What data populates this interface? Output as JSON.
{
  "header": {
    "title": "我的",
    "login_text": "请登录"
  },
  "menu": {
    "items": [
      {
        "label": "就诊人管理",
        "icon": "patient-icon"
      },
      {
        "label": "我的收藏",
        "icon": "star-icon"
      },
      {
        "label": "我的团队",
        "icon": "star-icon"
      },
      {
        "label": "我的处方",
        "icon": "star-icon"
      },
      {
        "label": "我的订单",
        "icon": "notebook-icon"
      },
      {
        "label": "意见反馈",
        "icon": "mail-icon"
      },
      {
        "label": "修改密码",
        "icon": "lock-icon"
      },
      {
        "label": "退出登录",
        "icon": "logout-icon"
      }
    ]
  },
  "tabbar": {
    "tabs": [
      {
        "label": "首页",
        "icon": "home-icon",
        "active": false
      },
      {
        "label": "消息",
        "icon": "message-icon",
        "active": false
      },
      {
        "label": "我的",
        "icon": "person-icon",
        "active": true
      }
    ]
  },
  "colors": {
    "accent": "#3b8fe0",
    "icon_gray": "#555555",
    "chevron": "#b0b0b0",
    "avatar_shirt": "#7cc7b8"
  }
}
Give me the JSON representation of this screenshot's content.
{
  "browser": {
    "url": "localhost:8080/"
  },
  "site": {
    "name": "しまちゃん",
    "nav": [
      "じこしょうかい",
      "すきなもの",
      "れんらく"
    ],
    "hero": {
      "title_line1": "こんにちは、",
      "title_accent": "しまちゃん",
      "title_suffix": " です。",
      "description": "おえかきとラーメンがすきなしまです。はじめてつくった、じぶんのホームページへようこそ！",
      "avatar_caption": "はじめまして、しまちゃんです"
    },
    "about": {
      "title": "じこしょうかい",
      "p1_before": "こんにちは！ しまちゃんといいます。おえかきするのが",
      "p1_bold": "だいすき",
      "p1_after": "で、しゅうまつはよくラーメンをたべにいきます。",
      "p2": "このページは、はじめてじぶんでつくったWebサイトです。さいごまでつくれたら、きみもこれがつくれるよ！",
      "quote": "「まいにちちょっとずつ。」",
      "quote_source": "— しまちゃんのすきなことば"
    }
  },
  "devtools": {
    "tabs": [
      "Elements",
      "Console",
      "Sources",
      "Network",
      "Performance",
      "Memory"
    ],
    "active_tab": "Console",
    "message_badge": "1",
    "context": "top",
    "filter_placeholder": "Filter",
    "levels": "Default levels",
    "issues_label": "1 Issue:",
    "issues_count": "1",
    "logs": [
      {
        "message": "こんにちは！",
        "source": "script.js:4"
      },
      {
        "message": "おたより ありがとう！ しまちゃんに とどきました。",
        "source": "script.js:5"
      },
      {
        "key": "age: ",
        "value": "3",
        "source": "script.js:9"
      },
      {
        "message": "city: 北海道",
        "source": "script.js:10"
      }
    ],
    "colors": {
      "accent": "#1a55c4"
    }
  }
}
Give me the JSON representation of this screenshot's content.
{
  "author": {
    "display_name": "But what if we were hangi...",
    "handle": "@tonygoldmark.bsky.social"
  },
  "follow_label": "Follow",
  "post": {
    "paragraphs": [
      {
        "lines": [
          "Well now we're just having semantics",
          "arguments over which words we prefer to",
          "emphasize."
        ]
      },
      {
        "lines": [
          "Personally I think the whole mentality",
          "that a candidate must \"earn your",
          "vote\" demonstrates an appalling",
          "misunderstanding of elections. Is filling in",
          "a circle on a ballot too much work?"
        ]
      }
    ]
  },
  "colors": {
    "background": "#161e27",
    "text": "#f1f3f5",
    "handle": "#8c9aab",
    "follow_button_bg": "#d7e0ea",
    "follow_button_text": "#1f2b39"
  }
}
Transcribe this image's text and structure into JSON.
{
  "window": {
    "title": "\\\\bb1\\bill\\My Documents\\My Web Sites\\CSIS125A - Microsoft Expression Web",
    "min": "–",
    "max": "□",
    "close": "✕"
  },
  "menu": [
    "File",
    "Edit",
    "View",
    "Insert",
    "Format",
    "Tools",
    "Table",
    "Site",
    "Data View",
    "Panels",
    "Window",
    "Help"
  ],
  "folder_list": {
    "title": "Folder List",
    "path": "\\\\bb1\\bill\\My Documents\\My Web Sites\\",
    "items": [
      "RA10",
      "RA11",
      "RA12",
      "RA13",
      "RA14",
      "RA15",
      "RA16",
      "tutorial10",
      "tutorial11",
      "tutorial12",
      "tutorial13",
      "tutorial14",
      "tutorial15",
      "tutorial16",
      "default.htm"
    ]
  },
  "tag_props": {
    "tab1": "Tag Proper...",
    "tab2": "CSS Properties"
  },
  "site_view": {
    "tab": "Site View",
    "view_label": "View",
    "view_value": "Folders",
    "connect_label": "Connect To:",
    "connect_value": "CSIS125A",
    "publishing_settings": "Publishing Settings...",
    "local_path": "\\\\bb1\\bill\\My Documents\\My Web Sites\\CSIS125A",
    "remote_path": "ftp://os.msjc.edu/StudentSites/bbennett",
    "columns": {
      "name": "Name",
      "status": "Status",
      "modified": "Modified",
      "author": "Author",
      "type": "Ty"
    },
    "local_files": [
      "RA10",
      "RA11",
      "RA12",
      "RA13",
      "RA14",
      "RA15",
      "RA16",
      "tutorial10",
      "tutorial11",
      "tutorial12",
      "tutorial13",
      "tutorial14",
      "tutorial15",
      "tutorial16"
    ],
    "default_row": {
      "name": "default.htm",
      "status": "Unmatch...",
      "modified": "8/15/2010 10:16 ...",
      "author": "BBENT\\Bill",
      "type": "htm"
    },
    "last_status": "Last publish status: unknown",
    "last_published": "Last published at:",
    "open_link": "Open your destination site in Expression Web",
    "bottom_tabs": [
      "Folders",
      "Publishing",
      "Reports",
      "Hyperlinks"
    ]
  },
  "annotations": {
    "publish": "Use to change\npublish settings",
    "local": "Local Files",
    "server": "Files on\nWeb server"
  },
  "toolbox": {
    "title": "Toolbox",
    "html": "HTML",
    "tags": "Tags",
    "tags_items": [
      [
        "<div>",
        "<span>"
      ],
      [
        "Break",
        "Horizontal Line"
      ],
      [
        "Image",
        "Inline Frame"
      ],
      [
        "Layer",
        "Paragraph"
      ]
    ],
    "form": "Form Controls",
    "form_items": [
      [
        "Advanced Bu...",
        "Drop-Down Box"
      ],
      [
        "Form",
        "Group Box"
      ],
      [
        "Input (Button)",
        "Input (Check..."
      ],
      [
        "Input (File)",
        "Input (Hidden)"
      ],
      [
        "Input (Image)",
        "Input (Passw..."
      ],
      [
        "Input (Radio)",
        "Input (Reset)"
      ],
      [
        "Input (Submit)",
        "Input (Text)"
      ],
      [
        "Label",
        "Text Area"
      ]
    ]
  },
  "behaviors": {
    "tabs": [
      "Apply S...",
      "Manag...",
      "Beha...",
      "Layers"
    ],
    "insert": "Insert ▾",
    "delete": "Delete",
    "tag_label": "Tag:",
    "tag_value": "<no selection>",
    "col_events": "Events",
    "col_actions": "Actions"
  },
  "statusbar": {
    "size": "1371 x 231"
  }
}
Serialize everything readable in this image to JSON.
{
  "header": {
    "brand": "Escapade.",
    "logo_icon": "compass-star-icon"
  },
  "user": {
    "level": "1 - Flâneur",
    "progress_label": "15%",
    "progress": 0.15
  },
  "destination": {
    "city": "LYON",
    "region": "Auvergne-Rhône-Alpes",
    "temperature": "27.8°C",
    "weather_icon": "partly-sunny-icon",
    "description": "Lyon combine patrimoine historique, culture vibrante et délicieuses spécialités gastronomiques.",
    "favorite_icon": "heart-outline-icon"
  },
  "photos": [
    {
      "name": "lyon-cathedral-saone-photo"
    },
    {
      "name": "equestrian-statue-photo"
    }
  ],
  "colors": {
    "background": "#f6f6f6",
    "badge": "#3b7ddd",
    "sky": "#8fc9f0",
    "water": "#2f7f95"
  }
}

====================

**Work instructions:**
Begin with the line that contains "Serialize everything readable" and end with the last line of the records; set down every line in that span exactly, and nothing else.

**Answer box:**
Serialize everything readable in this image to JSON.
{
  "header": {
    "brand": "Escapade.",
    "logo_icon": "compass-star-icon"
  },
  "user": {
    "level": "1 - Flâneur",
    "progress_label": "15%",
    "progress": 0.15
  },
  "destination": {
    "city": "LYON",
    "region": "Auvergne-Rhône-Alpes",
    "temperature": "27.8°C",
    "weather_icon": "partly-sunny-icon",
    "description": "Lyon combine patrimoine historique, culture vibrante et délicieuses spécialités gastronomiques.",
    "favorite_icon": "heart-outline-icon"
  },
  "photos": [
    {
      "name": "lyon-cathedral-saone-photo"
    },
    {
      "name": "equestrian-statue-photo"
    }
  ],
  "colors": {
    "background": "#f6f6f6",
    "badge": "#3b7ddd",
    "sky": "#8fc9f0",
    "water": "#2f7f95"
  }
}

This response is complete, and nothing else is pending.